▶ [Exercise instructions] The lines to find are those in the entries that hold the word "虚拟机名称"; copy every one of them.

▶ [Material for the task]
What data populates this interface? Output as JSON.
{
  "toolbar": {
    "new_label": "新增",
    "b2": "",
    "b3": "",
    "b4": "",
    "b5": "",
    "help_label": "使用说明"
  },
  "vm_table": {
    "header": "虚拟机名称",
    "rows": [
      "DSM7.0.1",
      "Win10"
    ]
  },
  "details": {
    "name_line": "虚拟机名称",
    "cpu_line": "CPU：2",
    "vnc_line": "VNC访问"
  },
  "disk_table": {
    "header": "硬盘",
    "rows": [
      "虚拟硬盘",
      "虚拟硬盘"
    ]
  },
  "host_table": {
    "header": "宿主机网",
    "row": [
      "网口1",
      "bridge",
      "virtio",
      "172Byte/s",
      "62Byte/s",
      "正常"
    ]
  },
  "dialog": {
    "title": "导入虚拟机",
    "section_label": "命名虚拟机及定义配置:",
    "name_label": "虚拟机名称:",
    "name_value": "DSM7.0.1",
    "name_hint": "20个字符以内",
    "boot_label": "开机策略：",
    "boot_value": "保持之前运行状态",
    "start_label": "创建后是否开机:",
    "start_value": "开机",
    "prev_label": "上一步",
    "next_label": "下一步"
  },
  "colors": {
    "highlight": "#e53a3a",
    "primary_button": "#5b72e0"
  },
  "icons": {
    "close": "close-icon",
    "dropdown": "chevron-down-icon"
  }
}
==
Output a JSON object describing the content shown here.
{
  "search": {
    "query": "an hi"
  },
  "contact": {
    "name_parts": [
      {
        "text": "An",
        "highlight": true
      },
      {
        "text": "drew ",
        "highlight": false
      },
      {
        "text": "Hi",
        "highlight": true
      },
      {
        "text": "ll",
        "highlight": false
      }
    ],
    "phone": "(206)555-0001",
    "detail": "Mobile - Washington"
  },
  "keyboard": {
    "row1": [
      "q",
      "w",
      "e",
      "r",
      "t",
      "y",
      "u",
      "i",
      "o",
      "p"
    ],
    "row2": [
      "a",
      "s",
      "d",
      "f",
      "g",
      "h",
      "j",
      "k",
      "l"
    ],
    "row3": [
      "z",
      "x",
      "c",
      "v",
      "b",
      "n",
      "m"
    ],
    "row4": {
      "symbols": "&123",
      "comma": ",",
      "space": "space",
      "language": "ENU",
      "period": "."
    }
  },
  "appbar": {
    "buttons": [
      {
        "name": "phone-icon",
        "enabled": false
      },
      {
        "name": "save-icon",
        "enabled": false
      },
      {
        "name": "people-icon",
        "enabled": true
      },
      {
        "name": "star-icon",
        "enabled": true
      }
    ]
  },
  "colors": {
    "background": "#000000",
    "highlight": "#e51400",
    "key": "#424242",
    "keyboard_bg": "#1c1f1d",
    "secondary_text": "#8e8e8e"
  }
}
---
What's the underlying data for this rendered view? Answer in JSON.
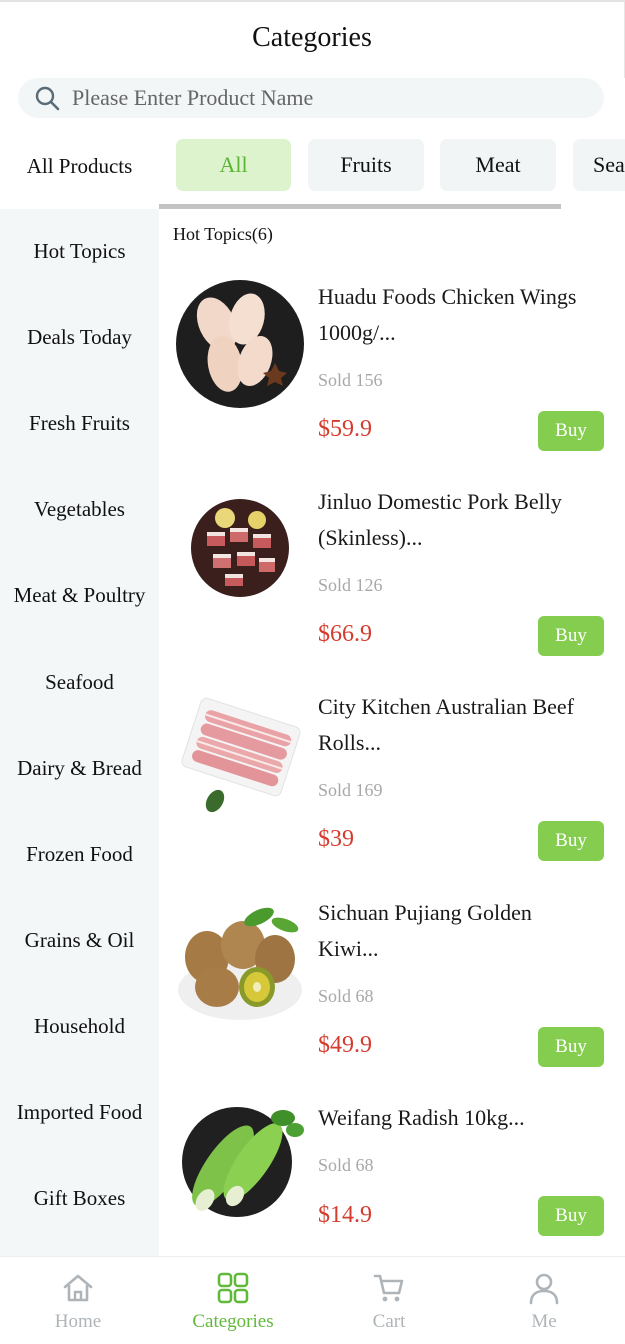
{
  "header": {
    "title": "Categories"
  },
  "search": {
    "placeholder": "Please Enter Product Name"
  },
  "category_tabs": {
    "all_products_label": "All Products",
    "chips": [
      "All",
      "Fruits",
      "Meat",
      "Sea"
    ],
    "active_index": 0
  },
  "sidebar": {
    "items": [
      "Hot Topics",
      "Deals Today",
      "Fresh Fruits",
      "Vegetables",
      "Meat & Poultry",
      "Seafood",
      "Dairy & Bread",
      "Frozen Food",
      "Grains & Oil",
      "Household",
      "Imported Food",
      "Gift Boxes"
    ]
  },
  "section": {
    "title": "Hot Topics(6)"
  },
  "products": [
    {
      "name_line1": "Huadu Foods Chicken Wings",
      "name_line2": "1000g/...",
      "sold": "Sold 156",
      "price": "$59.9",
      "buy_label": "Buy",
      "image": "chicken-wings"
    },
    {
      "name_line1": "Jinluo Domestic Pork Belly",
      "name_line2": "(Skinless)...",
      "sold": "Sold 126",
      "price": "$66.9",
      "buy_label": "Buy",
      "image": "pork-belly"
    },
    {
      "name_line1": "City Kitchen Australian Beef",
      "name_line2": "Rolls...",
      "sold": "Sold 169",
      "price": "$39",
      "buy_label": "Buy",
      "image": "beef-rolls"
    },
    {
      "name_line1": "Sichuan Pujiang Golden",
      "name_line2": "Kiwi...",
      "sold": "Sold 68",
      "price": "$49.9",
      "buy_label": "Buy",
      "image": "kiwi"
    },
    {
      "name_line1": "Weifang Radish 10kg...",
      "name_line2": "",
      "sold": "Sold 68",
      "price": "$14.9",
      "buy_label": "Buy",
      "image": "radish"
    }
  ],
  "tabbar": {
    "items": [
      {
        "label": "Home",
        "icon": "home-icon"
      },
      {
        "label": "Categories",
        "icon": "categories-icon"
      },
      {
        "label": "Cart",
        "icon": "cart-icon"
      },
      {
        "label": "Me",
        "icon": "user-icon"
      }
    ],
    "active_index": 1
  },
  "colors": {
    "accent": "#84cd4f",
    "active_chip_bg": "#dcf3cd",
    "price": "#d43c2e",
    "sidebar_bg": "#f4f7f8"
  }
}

▶ [Your response]
    "header": "虚拟机名称",
    "name_line": "虚拟机名称",
    "name_label": "虚拟机名称:",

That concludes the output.